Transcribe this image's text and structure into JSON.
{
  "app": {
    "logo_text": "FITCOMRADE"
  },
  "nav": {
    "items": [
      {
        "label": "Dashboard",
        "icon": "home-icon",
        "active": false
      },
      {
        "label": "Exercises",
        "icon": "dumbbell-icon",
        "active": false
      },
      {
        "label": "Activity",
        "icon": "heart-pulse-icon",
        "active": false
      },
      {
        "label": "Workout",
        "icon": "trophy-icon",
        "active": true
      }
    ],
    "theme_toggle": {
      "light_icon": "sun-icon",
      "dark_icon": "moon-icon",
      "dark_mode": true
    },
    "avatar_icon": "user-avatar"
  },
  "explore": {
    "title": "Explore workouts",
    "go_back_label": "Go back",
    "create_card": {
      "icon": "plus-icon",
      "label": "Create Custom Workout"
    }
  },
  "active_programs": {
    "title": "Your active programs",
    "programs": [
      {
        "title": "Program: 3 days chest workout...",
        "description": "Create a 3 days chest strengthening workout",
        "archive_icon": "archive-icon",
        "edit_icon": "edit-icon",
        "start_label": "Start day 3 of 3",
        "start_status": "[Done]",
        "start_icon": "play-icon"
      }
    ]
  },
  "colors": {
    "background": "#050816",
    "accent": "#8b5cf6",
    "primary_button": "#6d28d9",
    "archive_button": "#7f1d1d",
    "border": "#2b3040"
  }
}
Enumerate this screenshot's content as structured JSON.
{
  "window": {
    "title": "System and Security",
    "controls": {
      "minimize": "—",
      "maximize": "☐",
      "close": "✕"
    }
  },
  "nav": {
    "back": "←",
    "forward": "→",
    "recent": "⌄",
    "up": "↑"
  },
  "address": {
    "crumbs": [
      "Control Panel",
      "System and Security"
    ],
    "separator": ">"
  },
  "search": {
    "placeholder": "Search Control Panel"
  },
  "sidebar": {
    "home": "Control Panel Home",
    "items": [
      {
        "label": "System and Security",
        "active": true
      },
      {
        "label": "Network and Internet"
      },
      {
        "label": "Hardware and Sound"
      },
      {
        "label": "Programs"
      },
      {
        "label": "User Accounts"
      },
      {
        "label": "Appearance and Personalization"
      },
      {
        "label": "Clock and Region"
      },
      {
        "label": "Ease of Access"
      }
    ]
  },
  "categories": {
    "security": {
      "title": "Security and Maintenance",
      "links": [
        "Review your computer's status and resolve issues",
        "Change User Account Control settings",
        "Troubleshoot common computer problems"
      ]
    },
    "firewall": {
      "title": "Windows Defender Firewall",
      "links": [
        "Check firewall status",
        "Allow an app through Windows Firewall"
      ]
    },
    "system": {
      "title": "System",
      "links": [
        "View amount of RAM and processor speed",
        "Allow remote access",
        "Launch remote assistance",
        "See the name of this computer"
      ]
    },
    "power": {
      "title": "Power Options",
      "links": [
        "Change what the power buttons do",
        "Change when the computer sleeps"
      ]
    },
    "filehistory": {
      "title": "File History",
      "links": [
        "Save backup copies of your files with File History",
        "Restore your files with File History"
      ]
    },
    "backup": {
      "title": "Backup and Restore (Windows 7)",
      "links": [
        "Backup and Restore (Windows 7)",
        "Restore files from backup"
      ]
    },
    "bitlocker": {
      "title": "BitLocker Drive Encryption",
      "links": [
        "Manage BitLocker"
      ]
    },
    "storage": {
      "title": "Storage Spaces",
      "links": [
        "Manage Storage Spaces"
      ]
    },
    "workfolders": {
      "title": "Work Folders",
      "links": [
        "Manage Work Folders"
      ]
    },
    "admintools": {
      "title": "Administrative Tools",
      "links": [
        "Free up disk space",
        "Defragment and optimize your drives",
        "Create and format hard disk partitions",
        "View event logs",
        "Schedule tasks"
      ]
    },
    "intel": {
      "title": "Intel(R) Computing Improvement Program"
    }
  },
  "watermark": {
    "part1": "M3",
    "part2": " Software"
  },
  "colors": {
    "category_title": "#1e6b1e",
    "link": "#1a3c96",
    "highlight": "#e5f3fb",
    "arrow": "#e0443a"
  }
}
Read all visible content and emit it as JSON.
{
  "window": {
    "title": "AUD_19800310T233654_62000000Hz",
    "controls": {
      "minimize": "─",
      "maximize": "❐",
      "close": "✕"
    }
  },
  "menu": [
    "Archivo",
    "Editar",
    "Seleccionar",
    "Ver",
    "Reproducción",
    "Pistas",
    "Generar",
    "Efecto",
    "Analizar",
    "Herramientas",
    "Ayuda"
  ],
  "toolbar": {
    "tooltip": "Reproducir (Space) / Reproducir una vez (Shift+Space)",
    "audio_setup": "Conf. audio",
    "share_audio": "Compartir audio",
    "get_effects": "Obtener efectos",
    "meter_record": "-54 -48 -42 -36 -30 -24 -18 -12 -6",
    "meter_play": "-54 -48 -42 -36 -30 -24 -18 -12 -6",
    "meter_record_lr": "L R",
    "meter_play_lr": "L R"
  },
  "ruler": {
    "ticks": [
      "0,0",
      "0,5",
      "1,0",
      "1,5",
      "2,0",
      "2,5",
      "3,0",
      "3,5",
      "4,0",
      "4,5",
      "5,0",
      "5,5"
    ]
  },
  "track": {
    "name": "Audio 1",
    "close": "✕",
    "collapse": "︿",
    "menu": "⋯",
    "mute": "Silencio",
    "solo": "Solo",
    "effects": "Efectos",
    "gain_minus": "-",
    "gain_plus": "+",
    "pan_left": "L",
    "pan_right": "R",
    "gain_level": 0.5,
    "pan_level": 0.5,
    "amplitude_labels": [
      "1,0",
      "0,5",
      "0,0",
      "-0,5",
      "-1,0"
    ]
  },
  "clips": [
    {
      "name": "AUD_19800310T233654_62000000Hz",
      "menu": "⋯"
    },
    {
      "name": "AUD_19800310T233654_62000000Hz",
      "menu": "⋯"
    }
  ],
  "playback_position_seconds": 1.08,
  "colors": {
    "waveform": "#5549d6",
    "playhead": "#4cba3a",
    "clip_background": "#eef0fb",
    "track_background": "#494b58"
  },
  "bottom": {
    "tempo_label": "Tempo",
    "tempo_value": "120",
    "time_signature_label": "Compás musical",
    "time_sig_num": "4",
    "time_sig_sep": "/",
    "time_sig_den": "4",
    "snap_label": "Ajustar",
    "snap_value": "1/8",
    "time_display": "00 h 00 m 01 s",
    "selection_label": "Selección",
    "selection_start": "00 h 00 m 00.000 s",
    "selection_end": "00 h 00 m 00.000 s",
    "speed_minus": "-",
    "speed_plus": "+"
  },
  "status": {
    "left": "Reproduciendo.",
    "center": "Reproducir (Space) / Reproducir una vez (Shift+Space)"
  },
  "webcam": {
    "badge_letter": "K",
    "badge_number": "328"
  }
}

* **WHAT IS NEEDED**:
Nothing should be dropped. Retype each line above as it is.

* **WRITTEN SOLUTION**:
Transcribe this image's text and structure into JSON.
{
  "app": {
    "logo_text": "FITCOMRADE"
  },
  "nav": {
    "items": [
      {
        "label": "Dashboard",
        "icon": "home-icon",
        "active": false
      },
      {
        "label": "Exercises",
        "icon": "dumbbell-icon",
        "active": false
      },
      {
        "label": "Activity",
        "icon": "heart-pulse-icon",
        "active": false
      },
      {
        "label": "Workout",
        "icon": "trophy-icon",
        "active": true
      }
    ],
    "theme_toggle": {
      "light_icon": "sun-icon",
      "dark_icon": "moon-icon",
      "dark_mode": true
    },
    "avatar_icon": "user-avatar"
  },
  "explore": {
    "title": "Explore workouts",
    "go_back_label": "Go back",
    "create_card": {
      "icon": "plus-icon",
      "label": "Create Custom Workout"
    }
  },
  "active_programs": {
    "title": "Your active programs",
    "programs": [
      {
        "title": "Program: 3 days chest workout...",
        "description": "Create a 3 days chest strengthening workout",
        "archive_icon": "archive-icon",
        "edit_icon": "edit-icon",
        "start_label": "Start day 3 of 3",
        "start_status": "[Done]",
        "start_icon": "play-icon"
      }
    ]
  },
  "colors": {
    "background": "#050816",
    "accent": "#8b5cf6",
    "primary_button": "#6d28d9",
    "archive_button": "#7f1d1d",
    "border": "#2b3040"
  }
}
Enumerate this screenshot's content as structured JSON.
{
  "window": {
    "title": "System and Security",
    "controls": {
      "minimize": "—",
      "maximize": "☐",
      "close": "✕"
    }
  },
  "nav": {
    "back": "←",
    "forward": "→",
    "recent": "⌄",
    "up": "↑"
  },
  "address": {
    "crumbs": [
      "Control Panel",
      "System and Security"
    ],
    "separator": ">"
  },
  "search": {
    "placeholder": "Search Control Panel"
  },
  "sidebar": {
    "home": "Control Panel Home",
    "items": [
      {
        "label": "System and Security",
        "active": true
      },
      {
        "label": "Network and Internet"
      },
      {
        "label": "Hardware and Sound"
      },
      {
        "label": "Programs"
      },
      {
        "label": "User Accounts"
      },
      {
        "label": "Appearance and Personalization"
      },
      {
        "label": "Clock and Region"
      },
      {
        "label": "Ease of Access"
      }
    ]
  },
  "categories": {
    "security": {
      "title": "Security and Maintenance",
      "links": [
        "Review your computer's status and resolve issues",
        "Change User Account Control settings",
        "Troubleshoot common computer problems"
      ]
    },
    "firewall": {
      "title": "Windows Defender Firewall",
      "links": [
        "Check firewall status",
        "Allow an app through Windows Firewall"
      ]
    },
    "system": {
      "title": "System",
      "links": [
        "View amount of RAM and processor speed",
        "Allow remote access",
        "Launch remote assistance",
        "See the name of this computer"
      ]
    },
    "power": {
      "title": "Power Options",
      "links": [
        "Change what the power buttons do",
        "Change when the computer sleeps"
      ]
    },
    "filehistory": {
      "title": "File History",
      "links": [
        "Save backup copies of your files with File History",
        "Restore your files with File History"
      ]
    },
    "backup": {
      "title": "Backup and Restore (Windows 7)",
      "links": [
        "Backup and Restore (Windows 7)",
        "Restore files from backup"
      ]
    },
    "bitlocker": {
      "title": "BitLocker Drive Encryption",
      "links": [
        "Manage BitLocker"
      ]
    },
    "storage": {
      "title": "Storage Spaces",
      "links": [
        "Manage Storage Spaces"
      ]
    },
    "workfolders": {
      "title": "Work Folders",
      "links": [
        "Manage Work Folders"
      ]
    },
    "admintools": {
      "title": "Administrative Tools",
      "links": [
        "Free up disk space",
        "Defragment and optimize your drives",
        "Create and format hard disk partitions",
        "View event logs",
        "Schedule tasks"
      ]
    },
    "intel": {
      "title": "Intel(R) Computing Improvement Program"
    }
  },
  "watermark": {
    "part1": "M3",
    "part2": " Software"
  },
  "colors": {
    "category_title": "#1e6b1e",
    "link": "#1a3c96",
    "highlight": "#e5f3fb",
    "arrow": "#e0443a"
  }
}
Read all visible content and emit it as JSON.
{
  "window": {
    "title": "AUD_19800310T233654_62000000Hz",
    "controls": {
      "minimize": "─",
      "maximize": "❐",
      "close": "✕"
    }
  },
  "menu": [
    "Archivo",
    "Editar",
    "Seleccionar",
    "Ver",
    "Reproducción",
    "Pistas",
    "Generar",
    "Efecto",
    "Analizar",
    "Herramientas",
    "Ayuda"
  ],
  "toolbar": {
    "tooltip": "Reproducir (Space) / Reproducir una vez (Shift+Space)",
    "audio_setup": "Conf. audio",
    "share_audio": "Compartir audio",
    "get_effects": "Obtener efectos",
    "meter_record": "-54 -48 -42 -36 -30 -24 -18 -12 -6",
    "meter_play": "-54 -48 -42 -36 -30 -24 -18 -12 -6",
    "meter_record_lr": "L R",
    "meter_play_lr": "L R"
  },
  "ruler": {
    "ticks": [
      "0,0",
      "0,5",
      "1,0",
      "1,5",
      "2,0",
      "2,5",
      "3,0",
      "3,5",
      "4,0",
      "4,5",
      "5,0",
      "5,5"
    ]
  },
  "track": {
    "name": "Audio 1",
    "close": "✕",
    "collapse": "︿",
    "menu": "⋯",
    "mute": "Silencio",
    "solo": "Solo",
    "effects": "Efectos",
    "gain_minus": "-",
    "gain_plus": "+",
    "pan_left": "L",
    "pan_right": "R",
    "gain_level": 0.5,
    "pan_level": 0.5,
    "amplitude_labels": [
      "1,0",
      "0,5",
      "0,0",
      "-0,5",
      "-1,0"
    ]
  },
  "clips": [
    {
      "name": "AUD_19800310T233654_62000000Hz",
      "menu": "⋯"
    },
    {
      "name": "AUD_19800310T233654_62000000Hz",
      "menu": "⋯"
    }
  ],
  "playback_position_seconds": 1.08,
  "colors": {
    "waveform": "#5549d6",
    "playhead": "#4cba3a",
    "clip_background": "#eef0fb",
    "track_background": "#494b58"
  },
  "bottom": {
    "tempo_label": "Tempo",
    "tempo_value": "120",
    "time_signature_label": "Compás musical",
    "time_sig_num": "4",
    "time_sig_sep": "/",
    "time_sig_den": "4",
    "snap_label": "Ajustar",
    "snap_value": "1/8",
    "time_display": "00 h 00 m 01 s",
    "selection_label": "Selección",
    "selection_start": "00 h 00 m 00.000 s",
    "selection_end": "00 h 00 m 00.000 s",
    "speed_minus": "-",
    "speed_plus": "+"
  },
  "status": {
    "left": "Reproduciendo.",
    "center": "Reproducir (Space) / Reproducir una vez (Shift+Space)"
  },
  "webcam": {
    "badge_letter": "K",
    "badge_number": "328"
  }
}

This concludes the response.